Imagine a whole score sounding like "Beautiful" from Howard's very own King Kong and one imagines the delicacy on display in Water for Elephants. It's an enchanting and delightful effort, placing melody and harmony right at the forefront of a quietly expansive orchestral set-up. Twinkling celeste and harp is a prominent feature throughout, lending an irresistible, fairy tale edge to proceedings, whilst piano and strings meander exquisitely in and out. Although the score owes something of a debt to the gentler works of Alexandre Desplat, Thomas Newman and James Horner, Howard's romantic voice is notably strong. The opener, "Did I Miss It?" is appropriately wistful and flowing, as the elderly Jacob (Hal Holbrook) appears in a framing narration device, giving rise to the story that follows. The Newman influence is especially apparent in the lively "The Circus Sets Up", which carries an almost Celtic sound in its lively acoustics and percussion.
The score's standout piece is "Circus Fantasy", a truly heavenly piece of scoring that ranks alongside Howard's best. Following a spine-tingling rendition of the "fantasy theme" on strings and barely audible choir (lending an other-wordly sense of magic to Jacob's first sight of Marlena), Howard then introduces the score's principal idea: the surging, achingly romantic love theme for the two lovers, one that will weave its way throughout the remainder of the music.
In deference to the film's Depression-era setting, Howard also throws in a bit of jazz, which helps prevent the score feeling monothematic ("Barabra's Tent"); there are also some careful source music selections (including Bessie Smith's "I Need a Little Sugar in my Bowl"). Mostly though, the score maintains a haunting sense of nostalgic optimism, especially in cues such as "Rosie", "Speakeasy Kiss" and "Sanctuary". The latter three tracks put the love theme upfront, underscoring the difficult love triangle at the film's heart.
Completing the musical picture are those sections dealing with the difficult, tempestuous character of August. Much as he comes into conflict with the two lovers in the film itself, Howard's scoring of the character follows suit, comprised of brooding string figures which add a palpable sense of danger to the otherwise featherweight nature of the score. The soundtrack reaches its apex in the climactic "The Stampede/I'm Coming Home", as the toiling, rumbling strings finally erupt in dark anger, almost akin to "Watch the World Burn" from The Dark Knight. After the darkness has subsided, the music returns to a more positive joyous key, ending the score on the same wistful note with which it began - a tender reprise of the love theme on piano.

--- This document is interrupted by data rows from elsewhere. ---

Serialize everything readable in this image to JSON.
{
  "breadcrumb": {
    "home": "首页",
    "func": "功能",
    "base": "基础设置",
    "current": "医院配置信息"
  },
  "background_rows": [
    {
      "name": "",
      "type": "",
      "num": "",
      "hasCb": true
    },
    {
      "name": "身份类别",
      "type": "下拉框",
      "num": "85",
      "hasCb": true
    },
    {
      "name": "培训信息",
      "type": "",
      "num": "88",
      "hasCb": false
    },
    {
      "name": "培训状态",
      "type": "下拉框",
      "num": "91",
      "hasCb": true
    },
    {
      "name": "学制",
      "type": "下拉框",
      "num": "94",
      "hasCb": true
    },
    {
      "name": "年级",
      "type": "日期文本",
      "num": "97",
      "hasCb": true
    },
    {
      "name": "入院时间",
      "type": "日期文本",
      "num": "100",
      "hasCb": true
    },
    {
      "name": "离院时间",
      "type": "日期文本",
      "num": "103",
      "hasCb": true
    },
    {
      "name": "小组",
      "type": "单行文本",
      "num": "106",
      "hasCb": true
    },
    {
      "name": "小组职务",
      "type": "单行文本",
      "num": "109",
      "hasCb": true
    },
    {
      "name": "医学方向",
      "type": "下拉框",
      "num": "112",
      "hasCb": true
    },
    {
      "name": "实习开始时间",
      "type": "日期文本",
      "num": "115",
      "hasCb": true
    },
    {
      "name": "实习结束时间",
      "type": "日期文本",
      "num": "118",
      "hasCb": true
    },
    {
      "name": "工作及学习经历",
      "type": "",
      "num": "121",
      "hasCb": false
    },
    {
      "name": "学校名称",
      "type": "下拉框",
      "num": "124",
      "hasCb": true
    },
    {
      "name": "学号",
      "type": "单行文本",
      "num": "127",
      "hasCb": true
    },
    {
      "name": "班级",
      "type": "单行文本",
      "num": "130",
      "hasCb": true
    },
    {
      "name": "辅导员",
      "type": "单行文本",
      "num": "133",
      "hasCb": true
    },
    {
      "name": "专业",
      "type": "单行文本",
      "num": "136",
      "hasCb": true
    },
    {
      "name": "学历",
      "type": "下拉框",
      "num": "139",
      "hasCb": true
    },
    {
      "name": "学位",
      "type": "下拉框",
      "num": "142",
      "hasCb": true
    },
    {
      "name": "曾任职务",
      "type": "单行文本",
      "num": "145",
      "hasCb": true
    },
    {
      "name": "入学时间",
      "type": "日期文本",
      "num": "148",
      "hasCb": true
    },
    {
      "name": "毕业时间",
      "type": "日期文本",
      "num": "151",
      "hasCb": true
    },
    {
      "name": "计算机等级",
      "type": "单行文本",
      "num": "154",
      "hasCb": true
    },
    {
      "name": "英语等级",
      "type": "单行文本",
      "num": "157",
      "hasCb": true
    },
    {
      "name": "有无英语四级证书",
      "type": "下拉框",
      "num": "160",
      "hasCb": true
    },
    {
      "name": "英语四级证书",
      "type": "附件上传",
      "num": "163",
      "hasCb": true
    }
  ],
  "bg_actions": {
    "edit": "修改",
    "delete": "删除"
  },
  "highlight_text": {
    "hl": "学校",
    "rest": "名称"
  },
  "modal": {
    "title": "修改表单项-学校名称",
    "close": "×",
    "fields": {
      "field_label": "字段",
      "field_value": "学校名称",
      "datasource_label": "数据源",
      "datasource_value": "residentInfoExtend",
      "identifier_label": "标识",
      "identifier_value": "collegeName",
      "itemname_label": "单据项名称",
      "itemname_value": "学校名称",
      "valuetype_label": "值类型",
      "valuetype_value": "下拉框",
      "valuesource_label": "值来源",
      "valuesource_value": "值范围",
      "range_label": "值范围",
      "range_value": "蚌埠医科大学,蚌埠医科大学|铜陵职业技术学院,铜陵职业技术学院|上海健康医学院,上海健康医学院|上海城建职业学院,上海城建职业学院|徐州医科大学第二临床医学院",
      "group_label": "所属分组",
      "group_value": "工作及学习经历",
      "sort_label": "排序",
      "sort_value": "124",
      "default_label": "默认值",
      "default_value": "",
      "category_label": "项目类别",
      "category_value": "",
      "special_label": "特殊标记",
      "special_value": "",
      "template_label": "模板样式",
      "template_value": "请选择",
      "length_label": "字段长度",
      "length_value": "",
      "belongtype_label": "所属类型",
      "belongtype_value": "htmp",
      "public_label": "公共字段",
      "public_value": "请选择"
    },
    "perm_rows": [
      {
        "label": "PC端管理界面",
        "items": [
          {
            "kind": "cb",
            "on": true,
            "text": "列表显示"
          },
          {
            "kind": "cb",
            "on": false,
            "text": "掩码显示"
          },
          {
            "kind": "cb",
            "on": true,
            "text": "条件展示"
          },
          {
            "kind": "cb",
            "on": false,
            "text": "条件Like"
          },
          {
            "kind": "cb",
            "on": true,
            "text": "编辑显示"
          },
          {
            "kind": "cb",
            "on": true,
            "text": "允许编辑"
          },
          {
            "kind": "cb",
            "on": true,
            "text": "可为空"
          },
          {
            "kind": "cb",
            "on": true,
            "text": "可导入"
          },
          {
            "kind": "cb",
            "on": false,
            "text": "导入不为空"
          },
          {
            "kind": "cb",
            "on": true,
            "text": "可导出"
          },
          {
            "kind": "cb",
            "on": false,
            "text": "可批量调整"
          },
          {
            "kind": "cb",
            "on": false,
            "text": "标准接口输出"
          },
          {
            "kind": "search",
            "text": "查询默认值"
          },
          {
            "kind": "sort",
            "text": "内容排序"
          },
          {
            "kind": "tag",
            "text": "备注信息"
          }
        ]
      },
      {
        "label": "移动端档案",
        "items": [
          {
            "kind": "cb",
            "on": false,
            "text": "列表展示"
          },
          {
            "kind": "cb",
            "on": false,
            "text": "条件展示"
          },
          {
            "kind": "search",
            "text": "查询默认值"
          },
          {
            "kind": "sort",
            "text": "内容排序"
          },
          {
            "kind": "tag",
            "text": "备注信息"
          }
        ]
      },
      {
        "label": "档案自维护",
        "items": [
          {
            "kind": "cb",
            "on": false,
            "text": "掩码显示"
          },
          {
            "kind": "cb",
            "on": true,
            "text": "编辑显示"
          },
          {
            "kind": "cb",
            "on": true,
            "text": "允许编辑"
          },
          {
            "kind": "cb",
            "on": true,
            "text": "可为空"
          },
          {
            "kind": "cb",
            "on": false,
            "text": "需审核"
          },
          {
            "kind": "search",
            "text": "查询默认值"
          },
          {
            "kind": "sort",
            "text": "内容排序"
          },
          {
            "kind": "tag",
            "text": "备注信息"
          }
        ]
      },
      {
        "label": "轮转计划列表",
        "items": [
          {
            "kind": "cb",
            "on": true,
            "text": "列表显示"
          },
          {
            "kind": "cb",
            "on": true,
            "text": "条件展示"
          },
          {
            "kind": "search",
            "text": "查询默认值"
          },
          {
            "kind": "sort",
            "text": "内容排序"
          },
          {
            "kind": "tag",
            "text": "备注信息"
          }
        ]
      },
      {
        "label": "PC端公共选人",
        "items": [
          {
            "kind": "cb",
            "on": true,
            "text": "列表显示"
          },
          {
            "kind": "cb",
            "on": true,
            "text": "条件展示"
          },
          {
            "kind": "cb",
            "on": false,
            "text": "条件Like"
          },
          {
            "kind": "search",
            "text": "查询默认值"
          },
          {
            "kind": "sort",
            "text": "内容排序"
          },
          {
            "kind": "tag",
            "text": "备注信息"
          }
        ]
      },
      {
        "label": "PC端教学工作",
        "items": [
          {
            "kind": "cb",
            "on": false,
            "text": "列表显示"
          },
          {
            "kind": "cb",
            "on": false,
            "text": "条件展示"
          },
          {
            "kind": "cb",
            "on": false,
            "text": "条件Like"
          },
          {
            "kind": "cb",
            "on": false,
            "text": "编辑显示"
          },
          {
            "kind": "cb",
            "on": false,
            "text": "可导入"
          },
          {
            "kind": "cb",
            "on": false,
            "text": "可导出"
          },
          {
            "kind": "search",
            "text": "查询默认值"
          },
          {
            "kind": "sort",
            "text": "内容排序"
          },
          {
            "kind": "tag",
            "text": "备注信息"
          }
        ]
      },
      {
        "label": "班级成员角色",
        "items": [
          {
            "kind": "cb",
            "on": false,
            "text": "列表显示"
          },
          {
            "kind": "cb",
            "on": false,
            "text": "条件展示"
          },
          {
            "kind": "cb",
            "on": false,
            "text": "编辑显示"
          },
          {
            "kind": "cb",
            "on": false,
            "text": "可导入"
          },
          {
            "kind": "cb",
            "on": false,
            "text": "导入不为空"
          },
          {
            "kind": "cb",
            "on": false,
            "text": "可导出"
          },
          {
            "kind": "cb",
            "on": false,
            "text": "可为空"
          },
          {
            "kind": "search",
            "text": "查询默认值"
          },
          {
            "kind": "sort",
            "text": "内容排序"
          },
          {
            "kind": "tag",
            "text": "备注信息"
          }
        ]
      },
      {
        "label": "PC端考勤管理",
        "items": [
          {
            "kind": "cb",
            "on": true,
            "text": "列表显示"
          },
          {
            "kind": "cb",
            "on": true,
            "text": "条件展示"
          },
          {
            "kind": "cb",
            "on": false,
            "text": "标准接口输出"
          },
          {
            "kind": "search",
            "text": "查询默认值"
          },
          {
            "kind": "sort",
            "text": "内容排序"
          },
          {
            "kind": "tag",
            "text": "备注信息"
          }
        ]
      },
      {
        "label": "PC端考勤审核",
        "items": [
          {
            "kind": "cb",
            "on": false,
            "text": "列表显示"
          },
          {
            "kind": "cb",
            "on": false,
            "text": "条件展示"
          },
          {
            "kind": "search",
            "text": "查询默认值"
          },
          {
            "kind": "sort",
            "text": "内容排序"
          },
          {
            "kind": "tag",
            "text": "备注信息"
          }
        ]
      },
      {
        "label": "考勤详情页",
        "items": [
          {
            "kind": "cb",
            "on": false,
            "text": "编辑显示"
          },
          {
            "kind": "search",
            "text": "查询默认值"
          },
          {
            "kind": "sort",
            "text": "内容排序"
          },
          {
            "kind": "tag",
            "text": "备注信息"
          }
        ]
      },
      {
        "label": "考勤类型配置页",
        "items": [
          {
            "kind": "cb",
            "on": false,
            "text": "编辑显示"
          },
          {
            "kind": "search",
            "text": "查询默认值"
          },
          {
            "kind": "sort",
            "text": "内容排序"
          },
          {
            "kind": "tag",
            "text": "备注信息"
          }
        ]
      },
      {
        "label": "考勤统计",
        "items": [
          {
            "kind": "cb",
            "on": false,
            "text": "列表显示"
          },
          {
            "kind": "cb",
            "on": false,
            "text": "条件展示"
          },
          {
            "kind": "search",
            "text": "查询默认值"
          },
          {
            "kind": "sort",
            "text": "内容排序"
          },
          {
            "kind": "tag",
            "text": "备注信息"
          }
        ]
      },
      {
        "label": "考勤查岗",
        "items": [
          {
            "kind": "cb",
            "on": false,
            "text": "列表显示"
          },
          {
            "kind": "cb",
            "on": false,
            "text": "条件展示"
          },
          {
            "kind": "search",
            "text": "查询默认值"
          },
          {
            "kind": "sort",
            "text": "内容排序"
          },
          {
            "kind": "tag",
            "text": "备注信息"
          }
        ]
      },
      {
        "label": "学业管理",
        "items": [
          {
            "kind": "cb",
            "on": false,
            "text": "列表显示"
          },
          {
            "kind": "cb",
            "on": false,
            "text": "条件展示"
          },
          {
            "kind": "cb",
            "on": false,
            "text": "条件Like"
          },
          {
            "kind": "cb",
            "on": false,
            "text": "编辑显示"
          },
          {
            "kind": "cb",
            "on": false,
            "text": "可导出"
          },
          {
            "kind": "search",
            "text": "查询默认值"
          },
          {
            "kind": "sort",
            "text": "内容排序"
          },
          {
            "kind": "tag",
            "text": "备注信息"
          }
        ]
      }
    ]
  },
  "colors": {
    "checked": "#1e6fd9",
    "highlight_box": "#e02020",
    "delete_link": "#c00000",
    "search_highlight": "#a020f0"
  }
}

James Newton Howard has always excelled at tender romance and "Water for Elephants" does little to refute the claim. It's a beguiling and hugely attractive effort, blending soothing melodies and darker sections in one smoothly melodious package. Undoubtedly one of the best scores of 2011. The soundtrack album can be found at the following links: Amazon.co.uk and Amazon.com.